Activity:
The data below should be duplicated in full, unchanged.

Given data:
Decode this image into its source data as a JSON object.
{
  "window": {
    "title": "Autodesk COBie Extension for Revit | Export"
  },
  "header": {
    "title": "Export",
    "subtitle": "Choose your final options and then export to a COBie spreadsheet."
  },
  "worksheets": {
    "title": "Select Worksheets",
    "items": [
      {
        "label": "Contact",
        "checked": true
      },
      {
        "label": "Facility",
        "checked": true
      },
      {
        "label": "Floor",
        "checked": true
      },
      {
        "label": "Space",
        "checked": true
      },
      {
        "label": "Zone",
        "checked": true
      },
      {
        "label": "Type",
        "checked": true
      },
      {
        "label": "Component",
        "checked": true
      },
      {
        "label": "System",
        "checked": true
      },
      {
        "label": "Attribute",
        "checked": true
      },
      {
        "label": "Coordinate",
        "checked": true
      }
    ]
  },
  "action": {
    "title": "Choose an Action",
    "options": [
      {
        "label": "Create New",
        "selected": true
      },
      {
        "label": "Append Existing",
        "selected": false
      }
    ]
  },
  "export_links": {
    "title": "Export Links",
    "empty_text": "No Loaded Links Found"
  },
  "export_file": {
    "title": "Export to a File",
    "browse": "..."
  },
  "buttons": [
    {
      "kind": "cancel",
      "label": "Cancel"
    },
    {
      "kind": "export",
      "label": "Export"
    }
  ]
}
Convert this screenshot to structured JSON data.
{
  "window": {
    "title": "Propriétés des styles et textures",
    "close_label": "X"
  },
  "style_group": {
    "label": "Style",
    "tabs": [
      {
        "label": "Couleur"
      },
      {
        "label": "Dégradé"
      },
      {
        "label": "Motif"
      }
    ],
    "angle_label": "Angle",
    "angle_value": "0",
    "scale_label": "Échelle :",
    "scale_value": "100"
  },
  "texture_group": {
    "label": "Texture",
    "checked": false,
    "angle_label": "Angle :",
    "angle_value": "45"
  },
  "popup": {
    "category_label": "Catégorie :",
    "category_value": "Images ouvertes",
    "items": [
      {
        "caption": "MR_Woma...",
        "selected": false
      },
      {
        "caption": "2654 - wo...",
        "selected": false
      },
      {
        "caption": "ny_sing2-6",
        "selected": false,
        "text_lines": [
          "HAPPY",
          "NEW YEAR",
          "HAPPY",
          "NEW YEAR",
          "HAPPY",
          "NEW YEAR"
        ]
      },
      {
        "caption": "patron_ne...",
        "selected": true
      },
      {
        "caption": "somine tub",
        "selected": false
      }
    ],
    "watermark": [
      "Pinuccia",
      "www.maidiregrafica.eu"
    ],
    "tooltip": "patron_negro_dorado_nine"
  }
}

Exercise solution:
Decode this image into its source data as a JSON object.
{
  "window": {
    "title": "Autodesk COBie Extension for Revit | Export"
  },
  "header": {
    "title": "Export",
    "subtitle": "Choose your final options and then export to a COBie spreadsheet."
  },
  "worksheets": {
    "title": "Select Worksheets",
    "items": [
      {
        "label": "Contact",
        "checked": true
      },
      {
        "label": "Facility",
        "checked": true
      },
      {
        "label": "Floor",
        "checked": true
      },
      {
        "label": "Space",
        "checked": true
      },
      {
        "label": "Zone",
        "checked": true
      },
      {
        "label": "Type",
        "checked": true
      },
      {
        "label": "Component",
        "checked": true
      },
      {
        "label": "System",
        "checked": true
      },
      {
        "label": "Attribute",
        "checked": true
      },
      {
        "label": "Coordinate",
        "checked": true
      }
    ]
  },
  "action": {
    "title": "Choose an Action",
    "options": [
      {
        "label": "Create New",
        "selected": true
      },
      {
        "label": "Append Existing",
        "selected": false
      }
    ]
  },
  "export_links": {
    "title": "Export Links",
    "empty_text": "No Loaded Links Found"
  },
  "export_file": {
    "title": "Export to a File",
    "browse": "..."
  },
  "buttons": [
    {
      "kind": "cancel",
      "label": "Cancel"
    },
    {
      "kind": "export",
      "label": "Export"
    }
  ]
}
Convert this screenshot to structured JSON data.
{
  "window": {
    "title": "Propriétés des styles et textures",
    "close_label": "X"
  },
  "style_group": {
    "label": "Style",
    "tabs": [
      {
        "label": "Couleur"
      },
      {
        "label": "Dégradé"
      },
      {
        "label": "Motif"
      }
    ],
    "angle_label": "Angle",
    "angle_value": "0",
    "scale_label": "Échelle :",
    "scale_value": "100"
  },
  "texture_group": {
    "label": "Texture",
    "checked": false,
    "angle_label": "Angle :",
    "angle_value": "45"
  },
  "popup": {
    "category_label": "Catégorie :",
    "category_value": "Images ouvertes",
    "items": [
      {
        "caption": "MR_Woma...",
        "selected": false
      },
      {
        "caption": "2654 - wo...",
        "selected": false
      },
      {
        "caption": "ny_sing2-6",
        "selected": false,
        "text_lines": [
          "HAPPY",
          "NEW YEAR",
          "HAPPY",
          "NEW YEAR",
          "HAPPY",
          "NEW YEAR"
        ]
      },
      {
        "caption": "patron_ne...",
        "selected": true
      },
      {
        "caption": "somine tub",
        "selected": false
      }
    ],
    "watermark": [
      "Pinuccia",
      "www.maidiregrafica.eu"
    ],
    "tooltip": "patron_negro_dorado_nine"
  }
}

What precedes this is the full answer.